Yes, that was a very lame pun, but you can blame Brian Michael Bendis for that. His witty banter and snappy one-liners inspired me. Well, they at least made me chuckle a bit. Of course those one-liners were from Spider-Man, but not the real Spider-Man. No sir, the witty banter came from the Spider-Man in Marc Spector's head.
Bendis has given Spector a trio of heroes – Captain America, Wolverine, and Spider-Man – to rely on as council during his fights and in the choices of his personal life. Those heroes are actually figments of Spector's imagination, but it makes for an interesting diversion through out the book. It also keeps the story moving without being weighed down by caption boxes.
Bendis throws together a nice mix of talking and fighting with a side of crazy, and the whole thing works well. It certainly helps that the characters in this issue (save for the figments) are unencumbered by responsibilities or significant appearances elsewhere. After all, this issue features Moon Knight, Echo, and the Night Shift (sans the Shroud).

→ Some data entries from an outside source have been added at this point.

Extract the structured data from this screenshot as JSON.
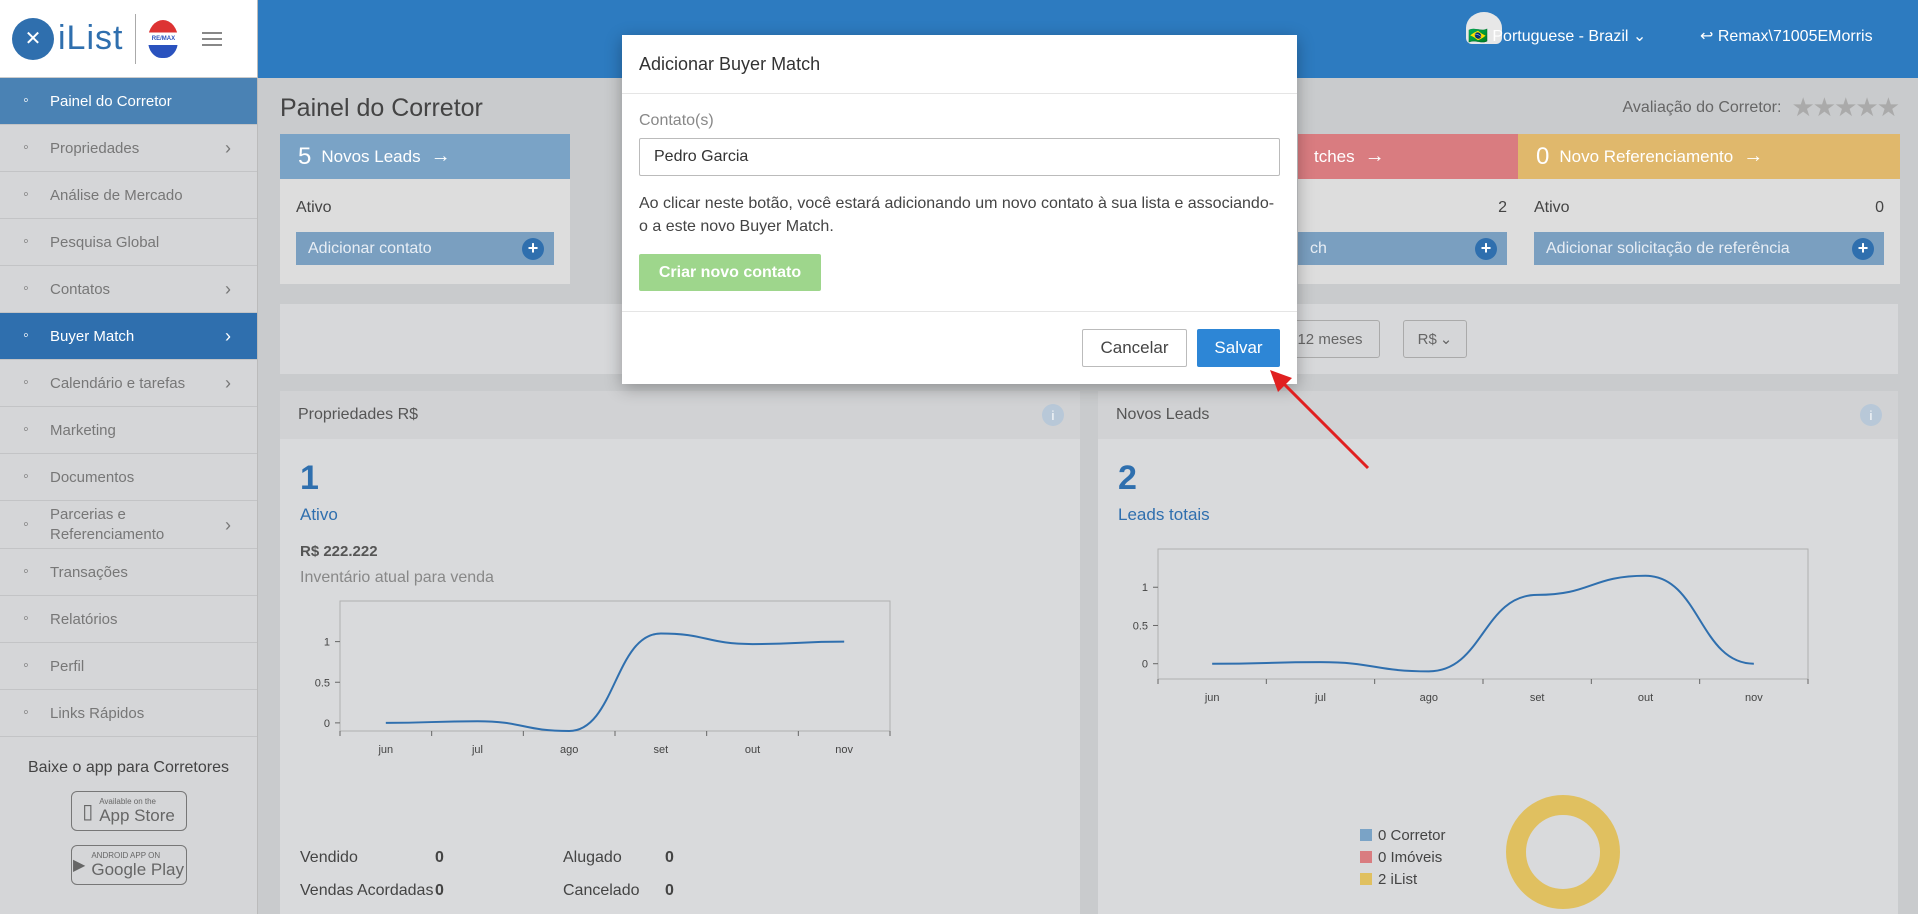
{
  "sidebar": {
    "logo_text": "iList",
    "brand_badge": "RE/MAX",
    "items": [
      {
        "label": "Painel do Corretor",
        "icon": "dashboard-icon",
        "active": true
      },
      {
        "label": "Propriedades",
        "icon": "home-icon",
        "chevron": true
      },
      {
        "label": "Análise de Mercado",
        "icon": "bar-chart-icon"
      },
      {
        "label": "Pesquisa Global",
        "icon": "search-icon"
      },
      {
        "label": "Contatos",
        "icon": "user-icon",
        "chevron": true
      },
      {
        "label": "Buyer Match",
        "icon": "fire-icon",
        "chevron": true,
        "selected": true
      },
      {
        "label": "Calendário e tarefas",
        "icon": "calendar-icon",
        "chevron": true
      },
      {
        "label": "Marketing",
        "icon": "book-icon"
      },
      {
        "label": "Documentos",
        "icon": "folder-icon"
      },
      {
        "label": "Parcerias e Referenciamento",
        "icon": "handshake-icon",
        "chevron": true
      },
      {
        "label": "Transações",
        "icon": "briefcase-icon"
      },
      {
        "label": "Relatórios",
        "icon": "report-icon"
      },
      {
        "label": "Perfil",
        "icon": "profile-icon"
      },
      {
        "label": "Links Rápidos",
        "icon": "links-icon"
      }
    ],
    "app_title": "Baixe o app para Corretores",
    "appstore_small": "Available on the",
    "appstore_big": "App Store",
    "play_small": "ANDROID APP ON",
    "play_big": "Google Play"
  },
  "topbar": {
    "language": "Portuguese - Brazil",
    "user": "Remax\\71005EMorris",
    "accent": "#2d7bc0"
  },
  "main": {
    "title": "Painel do Corretor",
    "rating_label": "Avaliação do Corretor:",
    "cards": [
      {
        "num": "5",
        "title": "Novos Leads",
        "row_label": "Ativo",
        "row_value": "",
        "button": "Adicionar contato",
        "color": "#7aa3c6"
      },
      {
        "num": "",
        "title": "tches",
        "row_label": "",
        "row_value": "2",
        "button": "ch",
        "color": "#d97c80"
      },
      {
        "num": "0",
        "title": "Novo Referenciamento",
        "row_label": "Ativo",
        "row_value": "0",
        "button": "Adicionar solicitação de referência",
        "color": "#e0b86c"
      }
    ],
    "filters": {
      "period": "12 meses",
      "currency": "R$"
    },
    "left_panel": {
      "title": "Propriedades  R$",
      "big": "1",
      "sub": "Ativo",
      "amount": "R$ 222.222",
      "amount_label": "Inventário atual para venda",
      "stats": [
        {
          "label": "Vendido",
          "value": "0"
        },
        {
          "label": "Alugado",
          "value": "0"
        },
        {
          "label": "Vendas Acordadas",
          "value": "0"
        },
        {
          "label": "Cancelado",
          "value": "0"
        }
      ]
    },
    "right_panel": {
      "title": "Novos Leads",
      "big": "2",
      "sub": "Leads totais",
      "legend": [
        {
          "label": "0 Corretor",
          "color": "#7aa3c6"
        },
        {
          "label": "0 Imóveis",
          "color": "#d97c80"
        },
        {
          "label": "2 iList",
          "color": "#e0c060"
        }
      ]
    }
  },
  "chart_data": [
    {
      "type": "line",
      "categories": [
        "jun",
        "jul",
        "ago",
        "set",
        "out",
        "nov"
      ],
      "values": [
        0,
        0.02,
        -0.1,
        1.1,
        0.97,
        1.0
      ],
      "yticks": [
        "0",
        "0.5",
        "1"
      ],
      "ylim": [
        -0.1,
        1.5
      ]
    },
    {
      "type": "line",
      "categories": [
        "jun",
        "jul",
        "ago",
        "set",
        "out",
        "nov"
      ],
      "values": [
        0,
        0.02,
        -0.1,
        0.9,
        1.15,
        0
      ],
      "yticks": [
        "0",
        "0.5",
        "1"
      ],
      "ylim": [
        -0.2,
        1.5
      ]
    }
  ],
  "modal": {
    "title": "Adicionar Buyer Match",
    "contact_label": "Contato(s)",
    "contact_value": "Pedro Garcia",
    "description": "Ao clicar neste botão, você estará adicionando um novo contato à sua lista e associando-o a este novo Buyer Match.",
    "create_button": "Criar novo contato",
    "cancel": "Cancelar",
    "save": "Salvar"
  }
}
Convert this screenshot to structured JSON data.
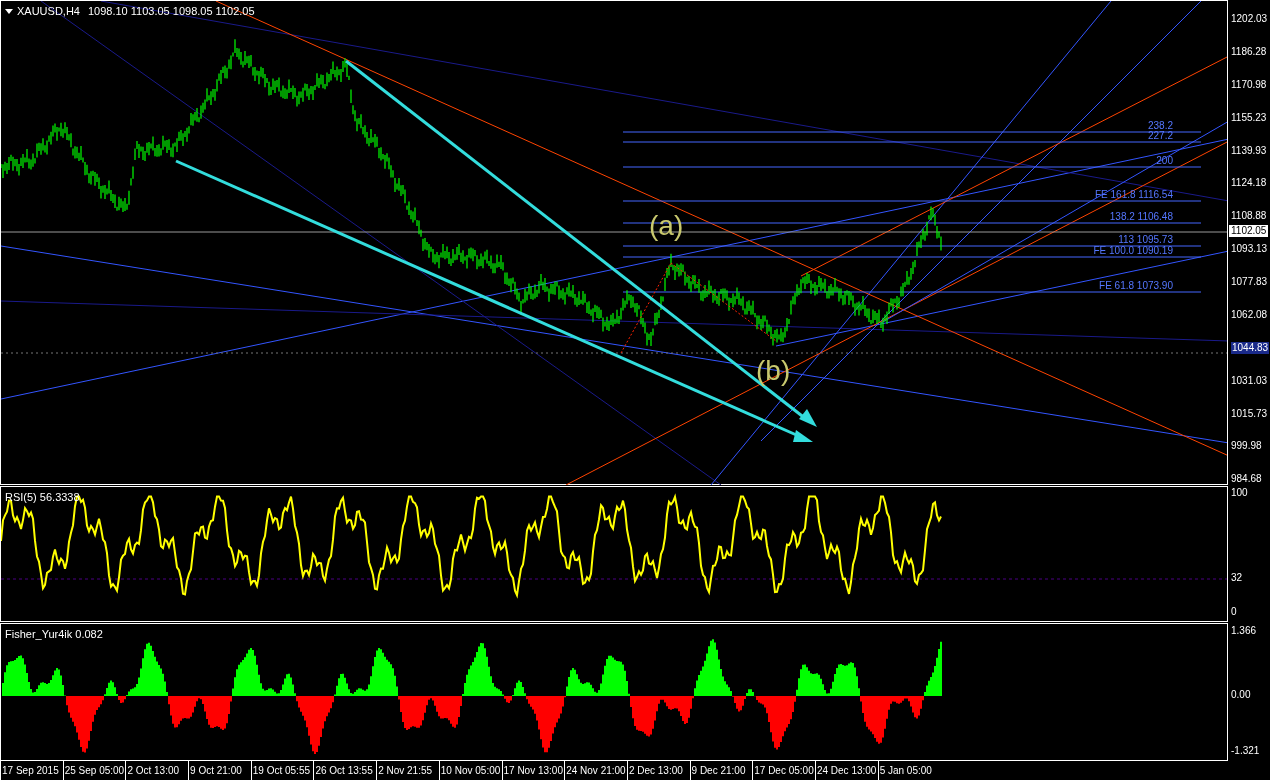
{
  "header": {
    "symbol": "XAUUSD,H4",
    "ohlc": "1098.10 1103.05 1098.05 1102.05"
  },
  "wave_labels": [
    "(a)",
    "(b)"
  ],
  "fib_levels": [
    {
      "label": "238.2"
    },
    {
      "label": "227.2"
    },
    {
      "label": "200"
    },
    {
      "label": "FE 161.8 1116.54"
    },
    {
      "label": "138.2 1106.48"
    },
    {
      "label": "113 1095.73"
    },
    {
      "label": "FE 100.0 1090.19"
    },
    {
      "label": "FE 61.8 1073.90"
    }
  ],
  "price_axis": [
    {
      "text": "1202.03",
      "kind": "plain"
    },
    {
      "text": "1186.28",
      "kind": "plain"
    },
    {
      "text": "1170.98",
      "kind": "plain"
    },
    {
      "text": "1155.23",
      "kind": "plain"
    },
    {
      "text": "1139.93",
      "kind": "plain"
    },
    {
      "text": "1124.18",
      "kind": "plain"
    },
    {
      "text": "1108.88",
      "kind": "plain"
    },
    {
      "text": "1093.13",
      "kind": "plain"
    },
    {
      "text": "1077.83",
      "kind": "plain"
    },
    {
      "text": "1062.08",
      "kind": "plain"
    },
    {
      "text": "1044.83",
      "kind": "marker"
    },
    {
      "text": "1031.03",
      "kind": "plain"
    },
    {
      "text": "1015.73",
      "kind": "plain"
    },
    {
      "text": "999.98",
      "kind": "plain"
    },
    {
      "text": "984.68",
      "kind": "plain"
    }
  ],
  "current_price": "1102.05",
  "rsi": {
    "title": "RSI(5) 56.3338",
    "axis": [
      "100",
      "32",
      "0"
    ]
  },
  "fisher": {
    "title": "Fisher_Yur4ik 0.082",
    "axis": [
      "1.366",
      "0.00",
      "-1.321"
    ]
  },
  "time_axis": [
    "17 Sep 2015",
    "25 Sep 05:00",
    "2 Oct 13:00",
    "9 Oct 21:00",
    "19 Oct 05:55",
    "26 Oct 13:55",
    "2 Nov 21:55",
    "10 Nov 05:00",
    "17 Nov 13:00",
    "24 Nov 21:00",
    "2 Dec 13:00",
    "9 Dec 21:00",
    "17 Dec 05:00",
    "24 Dec 13:00",
    "5 Jan 05:00"
  ]
}
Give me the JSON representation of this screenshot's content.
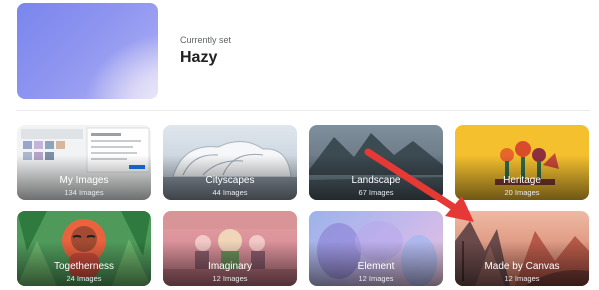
{
  "current": {
    "label": "Currently set",
    "name": "Hazy"
  },
  "collections": [
    {
      "name": "My Images",
      "count": "134 Images"
    },
    {
      "name": "Cityscapes",
      "count": "44 Images"
    },
    {
      "name": "Landscape",
      "count": "67 Images"
    },
    {
      "name": "Heritage",
      "count": "20 Images"
    },
    {
      "name": "Togetherness",
      "count": "24 Images"
    },
    {
      "name": "Imaginary",
      "count": "12 Images"
    },
    {
      "name": "Element",
      "count": "12 Images"
    },
    {
      "name": "Made by Canvas",
      "count": "12 Images"
    }
  ],
  "colors": {
    "annotation_arrow": "#e53935",
    "divider": "#e8eaed"
  }
}
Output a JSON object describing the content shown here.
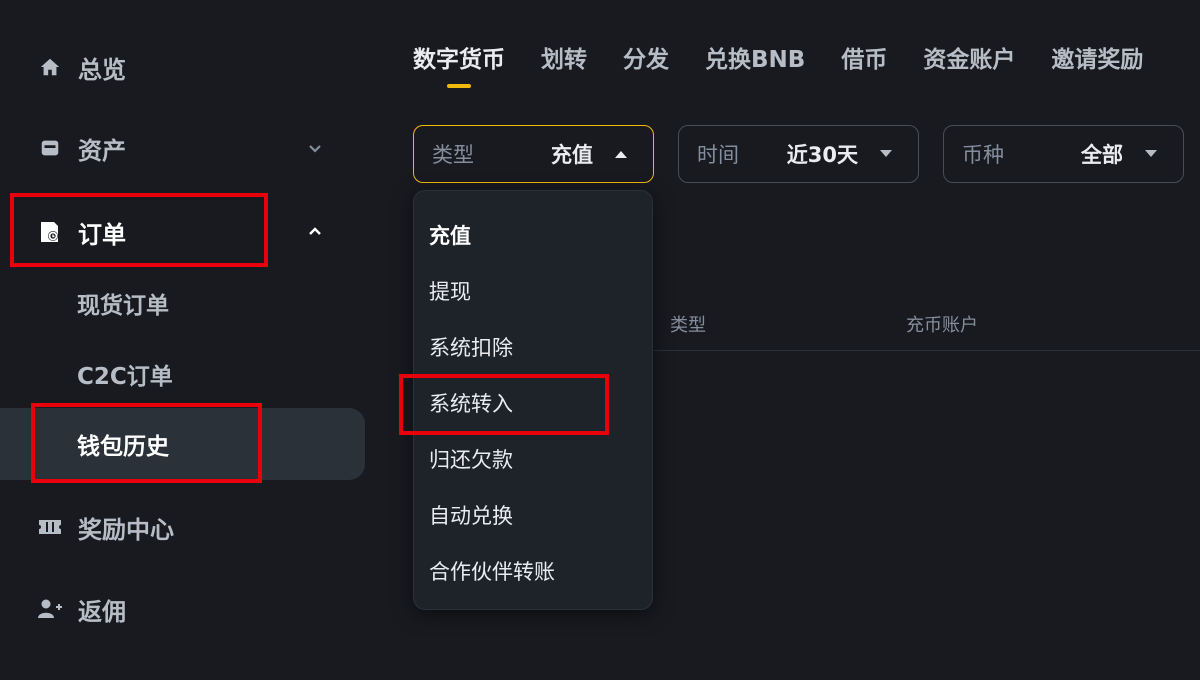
{
  "sidebar": {
    "items": [
      {
        "label": "总览",
        "icon": "home-icon"
      },
      {
        "label": "资产",
        "icon": "wallet-icon",
        "chevron": "chevron-down-icon"
      },
      {
        "label": "订单",
        "icon": "order-icon",
        "chevron": "chevron-up-icon",
        "expanded": true
      },
      {
        "label": "奖励中心",
        "icon": "ticket-icon"
      },
      {
        "label": "返佣",
        "icon": "add-user-icon"
      }
    ],
    "order_sub_items": [
      {
        "label": "现货订单"
      },
      {
        "label": "C2C订单"
      },
      {
        "label": "钱包历史",
        "selected": true
      }
    ]
  },
  "tabs": [
    {
      "label": "数字货币",
      "active": true
    },
    {
      "label": "划转"
    },
    {
      "label": "分发"
    },
    {
      "label": "兑换BNB"
    },
    {
      "label": "借币"
    },
    {
      "label": "资金账户"
    },
    {
      "label": "邀请奖励"
    }
  ],
  "filters": {
    "type": {
      "label": "类型",
      "value": "充值",
      "open": true
    },
    "time": {
      "label": "时间",
      "value": "近30天"
    },
    "coin": {
      "label": "币种",
      "value": "全部"
    }
  },
  "table": {
    "headers": [
      "类型",
      "充币账户"
    ]
  },
  "type_dropdown": {
    "options": [
      "充值",
      "提现",
      "系统扣除",
      "系统转入",
      "归还欠款",
      "自动兑换",
      "合作伙伴转账"
    ],
    "selected": "充值"
  },
  "colors": {
    "background": "#181a20",
    "accent": "#f0b90b",
    "highlight": "#e8000b",
    "panel": "#1e2329"
  }
}
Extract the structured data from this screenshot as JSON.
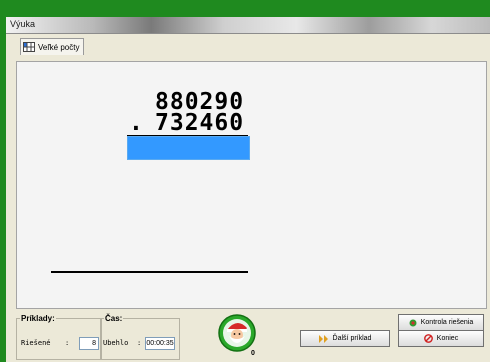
{
  "window": {
    "title": "Výuka"
  },
  "tabs": [
    {
      "label": "Veľké počty"
    }
  ],
  "problem": {
    "top_number": "880290",
    "operator": ".",
    "bottom_number": "732460",
    "answer": ""
  },
  "stats": {
    "group_label": "Príklady:",
    "solved_label": "Riešené",
    "solved_sep": ":",
    "solved_value": "8"
  },
  "time": {
    "group_label": "Čas:",
    "elapsed_label": "Ubehlo",
    "elapsed_sep": ":",
    "elapsed_value": "00:00:35"
  },
  "mascot": {
    "icon": "santa-icon",
    "counter": "0"
  },
  "buttons": {
    "check": "Kontrola riešenia",
    "next": "Ďalší príklad",
    "end": "Koniec"
  },
  "colors": {
    "accent": "#3399ff",
    "frame": "#1f8a1f"
  }
}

The art side of the book tries hard to shake me off, with its gritty linework and photo-tracing sensibilities for the characters. I like Alex Maleev's stuff normally, but in this issue the figures come across as stiff and wooden, and the action sequences lack action. They seem like cardboard cutouts superglued together, without the effects of motion or gravity applying to them. Maleev's work shines for the talking heads in this issue, but the rest of the book needs a little more excitement. The final panel is less cliffhanger and more "ho-hum."
All the same, this take on Moon Knight is refreshing and engaging. I've come back more often than I expected to, especially since the cover price is absurdly set at $3.99 for a twenty-page story. It's a story I enjoyed, sure, but it'd be just a bit more enjoyable if I could have gotten a soda to drink while reading it on this steamy August evening.
Brian Michael Bendis' take on Moon Knight is a nice tribute to the Who's "Quadrophenia," with Marc Spector playing the part of Jimmy, but the book still needs a little more pizzazz. Bendis is working on showing why Moon Knight is so different and worthy of his own stories, but in doing so is threatening to make Moonie just a pale imitation of the heroes he needs to distance himself from in order to truly shine.
I said it was an unpredictable book when I reviewed the first issue, and I'll reaffirm that. It is just as
unpredictable in the fourth issue. That's all I need to come back for more.